Settlers had to depend on what they could hunt and gather plus what they brought with them and on uncertain shipments of food, tools and supplies until they could build shelters and forts, clear land and grow enough food and build gristmills, sawmills, iron works and blacksmith shops to be self-supporting.
In that year a Scotsman, John McAdam, created the all-weather road by placing small stones in compact layers directly on the road bed. Evidence from Patent Records, Columbia University Press, In explaining the importance of the cities in shaping the American Revolution, Benjamin Carp compares the important role of waterfront workers, taverns, churches, kinship networks, and local politics.
Important as they were in laying a foundation for public education, the accomplishments of educational reformers during this period would have to await more fundamental changes in public attitudes toward child labor before they could guarantee equal access to education.
Further Reading Braverman, Harry. One of the crucial problems faced by reformers lay in convincing the more well-to-do that public education would benefit society as a whole.
Therefore, it showed a tendency towards looking at the effects of technological change upon workers. While they currently have few papers from a city as big as Chicago, they are strong on papers from New York City and Washington, D. Agriculture in the Antebellum North.The South by was only 26% of the nations railroads, and by only increased to 35%.
This was due to the fact that Cotton was king and no one felt they needed to change if they were doing so well. Social and Economic Conditions of the Northern and Southern States in the Years Compare and contrast the social and economic conditions of the Northern and Southern states in the time periods of to /5(1).
From the era of Reconstruction to the end of the 19th century, the United States underwent an economic transformation marked by the maturing of the industrial economy, the rapid expansion of big business, the development of large-scale agriculture, and the rise of national labor unions and.
This essay is based on David R.
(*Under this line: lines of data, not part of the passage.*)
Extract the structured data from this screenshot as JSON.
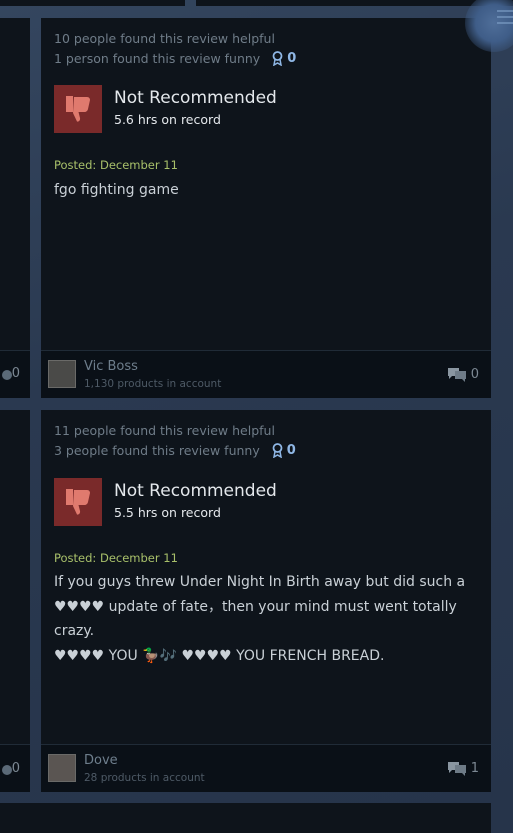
{
  "reviews": [
    {
      "helpful": "10 people found this review helpful",
      "funny": "1 person found this review funny",
      "awards": "0",
      "verdict": "Not Recommended",
      "hours": "5.6 hrs on record",
      "posted": "Posted: December 11",
      "body": [
        "fgo fighting game"
      ],
      "author": "Vic Boss",
      "products": "1,130 products in account",
      "comments": "0"
    },
    {
      "helpful": "11 people found this review helpful",
      "funny": "3 people found this review funny",
      "awards": "0",
      "verdict": "Not Recommended",
      "hours": "5.5 hrs on record",
      "posted": "Posted: December 11",
      "body": [
        "If you guys threw Under Night In Birth away but did such a",
        "♥♥♥♥ update of fate，then your mind must went totally",
        "crazy.",
        "♥♥♥♥ YOU 🦆🎶 ♥♥♥♥ YOU FRENCH BREAD."
      ],
      "author": "Dove",
      "products": "28 products in account",
      "comments": "1"
    }
  ],
  "left_column": {
    "counts": [
      "0",
      "0"
    ]
  },
  "icons": {
    "verdict_icon": "thumbs-down-icon",
    "award_icon": "award-ribbon-icon",
    "comment_icon": "comment-bubble-icon"
  },
  "colors": {
    "thumb_box": "#7a2a2a",
    "posted": "#a8c06a",
    "award": "#8fb7e5"
  }
}
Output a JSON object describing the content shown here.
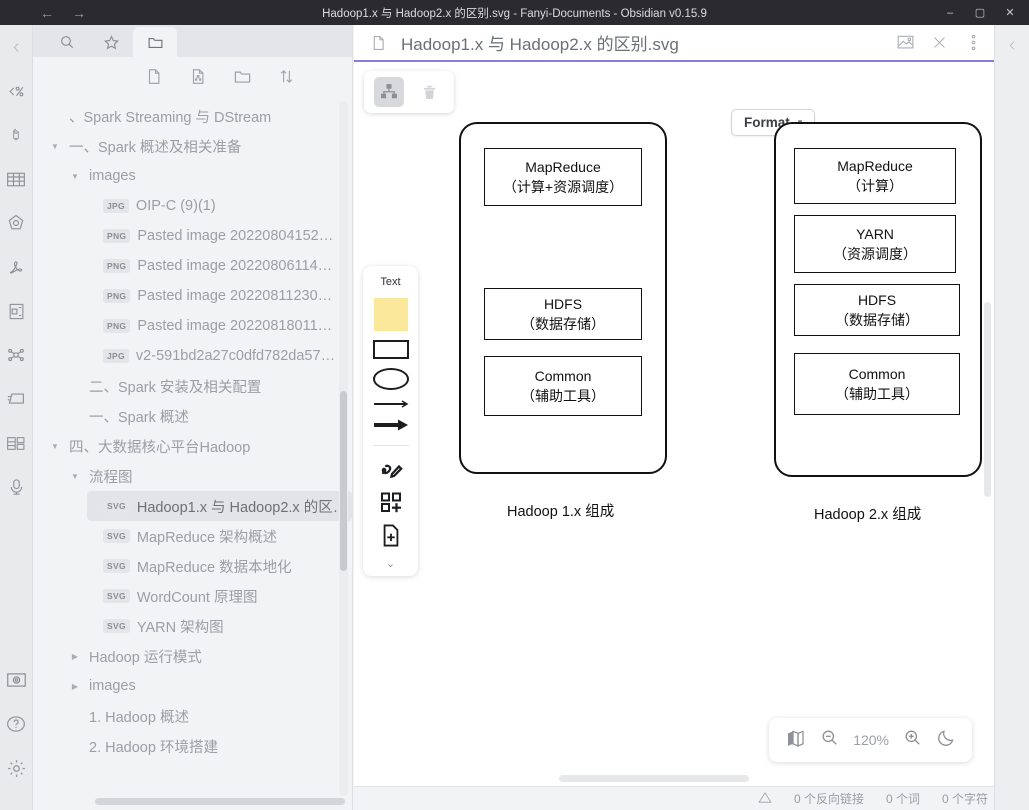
{
  "window": {
    "title": "Hadoop1.x 与 Hadoop2.x 的区别.svg - Fanyi-Documents - Obsidian v0.15.9",
    "back_icon": "arrow-left-icon",
    "forward_icon": "arrow-right-icon",
    "minimize": "–",
    "maximize": "▢",
    "close": "✕"
  },
  "rail": {
    "items": [
      {
        "name": "collapse-chevron-icon",
        "glyph": "chevron-left"
      },
      {
        "name": "percent-code-icon",
        "glyph": "code-percent"
      },
      {
        "name": "clip-icon",
        "glyph": "clip"
      },
      {
        "name": "table-icon",
        "glyph": "table"
      },
      {
        "name": "shape-icon",
        "glyph": "polygon"
      },
      {
        "name": "pdf-icon",
        "glyph": "pdf"
      },
      {
        "name": "card-icon",
        "glyph": "card"
      },
      {
        "name": "graph-icon",
        "glyph": "graph"
      },
      {
        "name": "layers-icon",
        "glyph": "layers"
      },
      {
        "name": "grid-icon",
        "glyph": "grid"
      },
      {
        "name": "microphone-icon",
        "glyph": "mic"
      },
      {
        "name": "camera-icon",
        "glyph": "camera"
      },
      {
        "name": "help-icon",
        "glyph": "question"
      },
      {
        "name": "settings-icon",
        "glyph": "gear"
      }
    ]
  },
  "sidebar": {
    "tabs": [
      {
        "name": "search-tab",
        "icon": "search-icon",
        "active": false
      },
      {
        "name": "bookmark-tab",
        "icon": "star-icon",
        "active": false
      },
      {
        "name": "files-tab",
        "icon": "folder-icon",
        "active": true
      }
    ],
    "actions": [
      {
        "name": "new-note-action",
        "icon": "new-file-icon"
      },
      {
        "name": "new-drawing-action",
        "icon": "drawing-file-icon"
      },
      {
        "name": "new-folder-action",
        "icon": "new-folder-icon"
      },
      {
        "name": "sort-action",
        "icon": "sort-icon"
      }
    ],
    "tree": [
      {
        "label": "、Spark Streaming 与 DStream",
        "indent": 1,
        "arrow": "",
        "badge": "",
        "selected": false,
        "clipped": true
      },
      {
        "label": "一、Spark 概述及相关准备",
        "indent": 1,
        "arrow": "▼",
        "badge": "",
        "selected": false
      },
      {
        "label": "images",
        "indent": 2,
        "arrow": "▼",
        "badge": "",
        "selected": false
      },
      {
        "label": "OIP-C (9)(1)",
        "indent": 3,
        "arrow": "",
        "badge": "JPG",
        "selected": false
      },
      {
        "label": "Pasted image 20220804152…",
        "indent": 3,
        "arrow": "",
        "badge": "PNG",
        "selected": false
      },
      {
        "label": "Pasted image 20220806114…",
        "indent": 3,
        "arrow": "",
        "badge": "PNG",
        "selected": false
      },
      {
        "label": "Pasted image 20220811230…",
        "indent": 3,
        "arrow": "",
        "badge": "PNG",
        "selected": false
      },
      {
        "label": "Pasted image 20220818011…",
        "indent": 3,
        "arrow": "",
        "badge": "PNG",
        "selected": false
      },
      {
        "label": "v2-591bd2a27c0dfd782da57…",
        "indent": 3,
        "arrow": "",
        "badge": "JPG",
        "selected": false
      },
      {
        "label": "二、Spark 安装及相关配置",
        "indent": 2,
        "arrow": "",
        "badge": "",
        "selected": false
      },
      {
        "label": "一、Spark 概述",
        "indent": 2,
        "arrow": "",
        "badge": "",
        "selected": false
      },
      {
        "label": "四、大数据核心平台Hadoop",
        "indent": 1,
        "arrow": "▼",
        "badge": "",
        "selected": false
      },
      {
        "label": "流程图",
        "indent": 2,
        "arrow": "▼",
        "badge": "",
        "selected": false
      },
      {
        "label": "Hadoop1.x 与 Hadoop2.x 的区…",
        "indent": 3,
        "arrow": "",
        "badge": "SVG",
        "selected": true
      },
      {
        "label": "MapReduce 架构概述",
        "indent": 3,
        "arrow": "",
        "badge": "SVG",
        "selected": false
      },
      {
        "label": "MapReduce 数据本地化",
        "indent": 3,
        "arrow": "",
        "badge": "SVG",
        "selected": false
      },
      {
        "label": "WordCount 原理图",
        "indent": 3,
        "arrow": "",
        "badge": "SVG",
        "selected": false
      },
      {
        "label": "YARN 架构图",
        "indent": 3,
        "arrow": "",
        "badge": "SVG",
        "selected": false
      },
      {
        "label": "Hadoop 运行模式",
        "indent": 2,
        "arrow": "▶",
        "badge": "",
        "selected": false
      },
      {
        "label": "images",
        "indent": 2,
        "arrow": "▶",
        "badge": "",
        "selected": false
      },
      {
        "label": "1. Hadoop 概述",
        "indent": 2,
        "arrow": "",
        "badge": "",
        "selected": false
      },
      {
        "label": "2. Hadoop 环境搭建",
        "indent": 2,
        "arrow": "",
        "badge": "",
        "selected": false
      }
    ]
  },
  "tab_header": {
    "icon": "document-icon",
    "title": "Hadoop1.x 与 Hadoop2.x 的区别.svg",
    "actions": [
      {
        "name": "image-view-button",
        "icon": "image-icon"
      },
      {
        "name": "close-tab-button",
        "icon": "close-icon"
      },
      {
        "name": "more-options-button",
        "icon": "vertical-dots-icon"
      }
    ],
    "accent_color": "#8a7de0"
  },
  "canvas_toolbar": {
    "buttons": [
      {
        "name": "diagram-tool-button",
        "icon": "sitemap-icon",
        "active": true
      },
      {
        "name": "delete-button",
        "icon": "trash-icon",
        "active": false
      }
    ],
    "format_label": "Format",
    "format_chevron": "▾"
  },
  "palette": {
    "text_label": "Text",
    "items": [
      {
        "name": "sticky-note-tool",
        "icon": "sticky-note-icon"
      },
      {
        "name": "rectangle-tool",
        "icon": "rectangle-icon"
      },
      {
        "name": "ellipse-tool",
        "icon": "ellipse-icon"
      },
      {
        "name": "line-tool",
        "icon": "line-icon"
      },
      {
        "name": "arrow-tool",
        "icon": "arrow-icon"
      },
      {
        "name": "freedraw-tool",
        "icon": "pencil-scribble-icon"
      },
      {
        "name": "add-shape-library-tool",
        "icon": "shapes-plus-icon"
      },
      {
        "name": "add-file-tool",
        "icon": "file-plus-icon"
      }
    ],
    "expand_chevron": "⌄"
  },
  "diagram": {
    "left": {
      "caption": "Hadoop 1.x 组成",
      "boxes": [
        {
          "title": "MapReduce",
          "sub": "（计算+资源调度）"
        },
        {
          "title": "HDFS",
          "sub": "（数据存储）"
        },
        {
          "title": "Common",
          "sub": "（辅助工具）"
        }
      ]
    },
    "right": {
      "caption": "Hadoop 2.x 组成",
      "boxes": [
        {
          "title": "MapReduce",
          "sub": "（计算）"
        },
        {
          "title": "YARN",
          "sub": "（资源调度）"
        },
        {
          "title": "HDFS",
          "sub": "（数据存储）"
        },
        {
          "title": "Common",
          "sub": "（辅助工具）"
        }
      ]
    }
  },
  "zoombar": {
    "map_icon": "map-icon",
    "zoom_out_icon": "zoom-out-icon",
    "zoom_level": "120%",
    "zoom_in_icon": "zoom-in-icon",
    "theme_icon": "moon-icon"
  },
  "status_bar": {
    "warn_icon": "warning-icon",
    "backlinks": "0 个反向链接",
    "words": "0 个词",
    "chars": "0 个字符"
  },
  "right_rail": {
    "chevron": "chevron-left-icon"
  }
}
Meyer, The Roots of American Industrialization, Baltimore: Johns Hopkins University Press. Southern Society and Its Transformations, (New Currents in the History of Southern Economy and Society) [Susanna Delfino, Michele Gillespie, Louis M. Kyriakoudes] on bistroriviere.com *FREE* shipping on qualifying offers.
In Southern Society and Its Transformations, a new set of scholars challenge conventional perceptions of. Southern planters grew increasingly dependent upon slave labor for massive amounts of cotton production (the South accounted for two-thirds of the world’s cotton production in ), which fed the factories of the North and Great Britain.Download